Caitlin joins WXXI after working down the street at Stephens Media Group where, she co hosted a children's radio show, "Saturday Morning CarTunes" on WARM 101.3 and worked as a traffic reporter for various affiliates.

Prior to that, she lived in Western Alaska where she worked for KNOM in Nome.  When she was not engrossed in all things Iditarod, Caitlin served as the community and education spot producer and hosted the weekday morning program.

Originally from Rochester, Caitlin graduated from SUNY Plattsburgh with a B.S in Audio/Radio Production and Broadcast Management. She is excited to make the jump to public radio and host Weekend Edition.

 

A tax bill passed by House Republicans last week has many graduate students and staff wondering about the future of their programs.

Two deans of graduate education at local universities say the proposed tax bill has millions of dollars in cuts to deductions and exclusions that help current graduate students fund their educations.

Graduate students now receive tuition waivers for the classes they take and are paid a stipend by their university. They are then only taxed on the income they see, which is that stipend.

New York Attorney General Eric Schneiderman announced a bipartisan coalition to investigate major opioid manufacturers and distributors.

41 attorneys general from across the country have signed on to the effort, which served subpoenas to four pharmaceutical manufacturers Monday: Endo International, Janssen Pharmaceuticals, Teva Pharmaceuticals (Cephalon), and Allergan. A supplemental investigative subpoena was served to Purdue Pharma.

A new report from the New York State Comptroller’s office highlights the economic profile of the Finger Lakes region

Speaking from the Wine and Culinary Center in Canandaigua, State Comptroller Thomas DiNapoli presented the findings based on the nine county area.

The report confirmed some numbers that weren’t all that surprising unfortunately.
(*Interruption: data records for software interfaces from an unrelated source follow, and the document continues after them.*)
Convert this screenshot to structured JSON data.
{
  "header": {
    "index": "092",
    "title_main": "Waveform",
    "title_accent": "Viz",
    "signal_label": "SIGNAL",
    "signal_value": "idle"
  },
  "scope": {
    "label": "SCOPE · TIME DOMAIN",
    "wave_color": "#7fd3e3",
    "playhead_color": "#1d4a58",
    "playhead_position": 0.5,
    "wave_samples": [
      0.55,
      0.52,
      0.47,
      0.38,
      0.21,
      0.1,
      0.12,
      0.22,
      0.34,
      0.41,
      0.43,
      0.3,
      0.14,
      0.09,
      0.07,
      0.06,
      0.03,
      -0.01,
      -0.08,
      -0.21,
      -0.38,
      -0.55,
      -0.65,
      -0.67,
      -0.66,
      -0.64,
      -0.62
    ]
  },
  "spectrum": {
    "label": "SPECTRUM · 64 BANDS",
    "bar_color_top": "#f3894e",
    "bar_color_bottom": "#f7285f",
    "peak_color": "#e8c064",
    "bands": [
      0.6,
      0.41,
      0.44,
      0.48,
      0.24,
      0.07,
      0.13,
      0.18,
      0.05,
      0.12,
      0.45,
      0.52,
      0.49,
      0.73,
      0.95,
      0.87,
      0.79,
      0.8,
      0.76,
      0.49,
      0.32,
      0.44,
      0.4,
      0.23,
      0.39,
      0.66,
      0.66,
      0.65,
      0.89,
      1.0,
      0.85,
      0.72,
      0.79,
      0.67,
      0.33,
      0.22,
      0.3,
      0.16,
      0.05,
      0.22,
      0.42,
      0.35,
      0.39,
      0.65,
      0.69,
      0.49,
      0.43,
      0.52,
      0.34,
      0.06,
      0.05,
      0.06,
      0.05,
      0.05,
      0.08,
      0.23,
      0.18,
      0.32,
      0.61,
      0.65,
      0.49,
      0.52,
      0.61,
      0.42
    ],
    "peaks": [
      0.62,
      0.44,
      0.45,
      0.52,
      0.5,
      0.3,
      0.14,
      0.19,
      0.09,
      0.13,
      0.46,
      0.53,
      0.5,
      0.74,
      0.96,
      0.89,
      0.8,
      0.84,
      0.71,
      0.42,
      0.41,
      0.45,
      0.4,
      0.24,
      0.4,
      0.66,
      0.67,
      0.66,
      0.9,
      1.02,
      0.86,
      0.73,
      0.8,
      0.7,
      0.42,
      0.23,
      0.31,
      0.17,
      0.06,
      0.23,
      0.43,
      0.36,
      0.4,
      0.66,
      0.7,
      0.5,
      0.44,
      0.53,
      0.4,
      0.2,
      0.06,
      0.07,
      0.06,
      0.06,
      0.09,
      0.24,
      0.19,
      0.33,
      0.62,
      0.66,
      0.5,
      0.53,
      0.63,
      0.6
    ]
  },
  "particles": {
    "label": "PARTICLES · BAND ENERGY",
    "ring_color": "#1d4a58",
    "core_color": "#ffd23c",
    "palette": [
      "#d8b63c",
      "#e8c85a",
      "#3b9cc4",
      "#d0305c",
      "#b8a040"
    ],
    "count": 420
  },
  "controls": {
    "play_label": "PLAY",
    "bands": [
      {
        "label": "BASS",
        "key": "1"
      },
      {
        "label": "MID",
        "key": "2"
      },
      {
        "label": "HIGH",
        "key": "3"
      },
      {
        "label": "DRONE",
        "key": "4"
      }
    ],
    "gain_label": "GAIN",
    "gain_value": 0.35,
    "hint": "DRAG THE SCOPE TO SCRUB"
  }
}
The City of Rochester has one of the lowest median household income rates at just over $30,000 a year, and more than half of the children in many rural areas and the City of Rochester live in poverty.